 Shape Symbol The name of the shape. Used to find the matching rule that is used to generate the successive shapes. Pivot The pivot describes the shape's coordinate system and is defined by the following: A position vector p (pivot.px, pivot.py, pivot.pz) An orientation vector o (pivot.ox, pivot.oy, and pivot.oz. The pivot is given in object coordinates, relative to the initial shape's origin; see Coordinate systems. Scope The scope represents the oriented bounding box for the shape in space relative to the pivot and is defined by three vectors: Translation vector t (scope.tx, scope.ty, and scope.tz)Rotation vector r (scope.rx, scope.ry, and scope.rz)Size vector s (scope.sx, scope.sy, and scope.sz) Geometry The geometry contains the information about the corners, edges, and faces that make up the form of the shape. The geometry can be any type of polygonal mesh. In addition, information about color, material, and textures (shader attributes) is stored in the geometry. Parameters Each shape can have an associated parameter list. The ordered parameter list is implicitly defined in the rule that creates the shape. Three parameter types are supported:BooleanNumeric (internally represented with double-precision float)String

## Rule application

The basic purpose of a rule is to replace a shape with a specific shape symbol with a number of new shapes, for example:

PredecessorShape --> Successor

The following is a simple example:

A --> B

On application on a specific shape with symbol A, the rule above creates a copy of the shape and sets its shape symbol to B. The A shape is now considered completed and not processed further. If there is no rule matching symbol B, the generation process is finished. The resulting structure is called the shape tree and looks like the following example:

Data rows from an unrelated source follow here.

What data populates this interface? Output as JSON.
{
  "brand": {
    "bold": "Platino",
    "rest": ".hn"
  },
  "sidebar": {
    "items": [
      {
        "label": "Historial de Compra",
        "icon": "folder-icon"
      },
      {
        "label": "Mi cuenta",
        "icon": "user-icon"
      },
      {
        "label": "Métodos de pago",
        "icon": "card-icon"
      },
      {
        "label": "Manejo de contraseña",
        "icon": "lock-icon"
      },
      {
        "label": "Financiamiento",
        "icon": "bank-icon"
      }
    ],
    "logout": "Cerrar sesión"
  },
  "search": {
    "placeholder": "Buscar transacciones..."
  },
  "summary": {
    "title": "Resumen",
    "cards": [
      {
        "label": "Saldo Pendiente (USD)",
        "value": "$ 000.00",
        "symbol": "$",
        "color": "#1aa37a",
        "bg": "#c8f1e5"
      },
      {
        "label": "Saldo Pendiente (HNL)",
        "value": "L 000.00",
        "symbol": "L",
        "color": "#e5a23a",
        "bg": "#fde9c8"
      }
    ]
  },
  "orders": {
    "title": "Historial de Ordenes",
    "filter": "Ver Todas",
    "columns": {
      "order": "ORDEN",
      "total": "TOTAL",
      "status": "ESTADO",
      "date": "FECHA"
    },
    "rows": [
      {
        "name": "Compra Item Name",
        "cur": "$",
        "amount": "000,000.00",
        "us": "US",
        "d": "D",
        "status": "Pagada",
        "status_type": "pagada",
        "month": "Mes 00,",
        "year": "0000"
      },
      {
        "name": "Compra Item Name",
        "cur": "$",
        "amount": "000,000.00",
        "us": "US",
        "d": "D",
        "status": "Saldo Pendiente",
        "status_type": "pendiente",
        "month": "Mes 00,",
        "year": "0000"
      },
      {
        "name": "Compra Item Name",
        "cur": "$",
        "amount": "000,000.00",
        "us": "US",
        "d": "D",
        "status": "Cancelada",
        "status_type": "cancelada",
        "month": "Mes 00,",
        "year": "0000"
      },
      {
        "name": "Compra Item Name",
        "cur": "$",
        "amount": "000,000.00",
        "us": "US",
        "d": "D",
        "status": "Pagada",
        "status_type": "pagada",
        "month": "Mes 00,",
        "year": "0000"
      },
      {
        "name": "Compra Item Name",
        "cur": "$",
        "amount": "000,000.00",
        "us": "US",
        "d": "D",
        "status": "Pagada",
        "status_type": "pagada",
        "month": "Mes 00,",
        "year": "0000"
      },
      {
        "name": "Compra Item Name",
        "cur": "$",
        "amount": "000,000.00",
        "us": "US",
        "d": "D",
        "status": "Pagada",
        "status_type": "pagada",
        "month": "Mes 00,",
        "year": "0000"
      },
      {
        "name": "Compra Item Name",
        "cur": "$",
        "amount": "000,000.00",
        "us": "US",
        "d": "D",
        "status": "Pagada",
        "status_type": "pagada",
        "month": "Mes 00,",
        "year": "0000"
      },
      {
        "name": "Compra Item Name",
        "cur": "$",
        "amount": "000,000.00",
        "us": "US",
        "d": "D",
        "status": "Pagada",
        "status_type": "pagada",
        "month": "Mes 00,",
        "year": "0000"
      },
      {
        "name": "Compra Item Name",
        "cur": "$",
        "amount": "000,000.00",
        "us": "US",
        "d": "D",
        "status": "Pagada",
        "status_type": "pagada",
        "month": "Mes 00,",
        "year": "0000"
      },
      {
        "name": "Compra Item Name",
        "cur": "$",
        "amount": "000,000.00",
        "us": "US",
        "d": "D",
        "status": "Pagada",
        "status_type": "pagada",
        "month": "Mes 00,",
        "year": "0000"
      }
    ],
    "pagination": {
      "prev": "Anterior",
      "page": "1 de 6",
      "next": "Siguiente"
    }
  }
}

In the example shape tree, A is the root shape and B is a leaf shape. Leaves are important because the sum of all leaves represents the generated model. Inner nodes are not visible in the final model.

In this simple example, shape A's geometry is assumed, and scope and pivot are set up so that the shape represents a unit cube in the origin. Because B is a copy of A, B looks exactly the same (see the image above).

A rule can have more complex successors, for example, the right side of the rule can consist of multiple shape symbols and shape operations:

A --> B t(3, 0, 0) C

This successor is now run from the left to the right. Again, B is an identical copy of A. The current shape is then translated by 3 units in x-direction (in other words, scope.t is manipulated) and a new shape C is created. The shape tree now has two leaves:

The two leaves B and C make up the final 3D model:

C --> D s(2, 0.5, 1.75) E

The generation process adds two children, D and E, to shape C. Shape D is an exact copy of shape C, but shape E will have a different-sized scope (because of the s() shape operation). The shape tree and the associated model look like this:

##### Note:

Now, the leaves (B, D, E) are not on the same level (in other words, they have different distances to the root shape), but they are all part of the model.

Another shape operation is the insert operation i():

E --> i("cylinder.obj") F

After starting the generation again, shape E is no longer a leaf but now has a child shape, F.

The geometry of shape F is no longer a cube but is replaced with the mesh read from file "cylinder.obj".

##### Note:

The size (in other words, the scope.s vector) of shape F is still the same as that of shape E.

### Terminal shapes

In the E rule above, F is a so-called terminal shape: because no F rule is defined, the generation is stopped at this point. However, the CGA editor will issue an undefined rule warning. This can be suppressed by adding a period after F, which marks F as a terminal shape:

E --> i("cylinder.obj") F.

### Anonymous leaf shapes

For convenience, rules such as the E rule above can be truncated:

E --> i("cylinder.obj")

In this case (in other words, when E has no children), the rule interpreter silently inserts an anonymous leaf with the same name as the rule itself. The shape tree after applying the E rule above looks like this: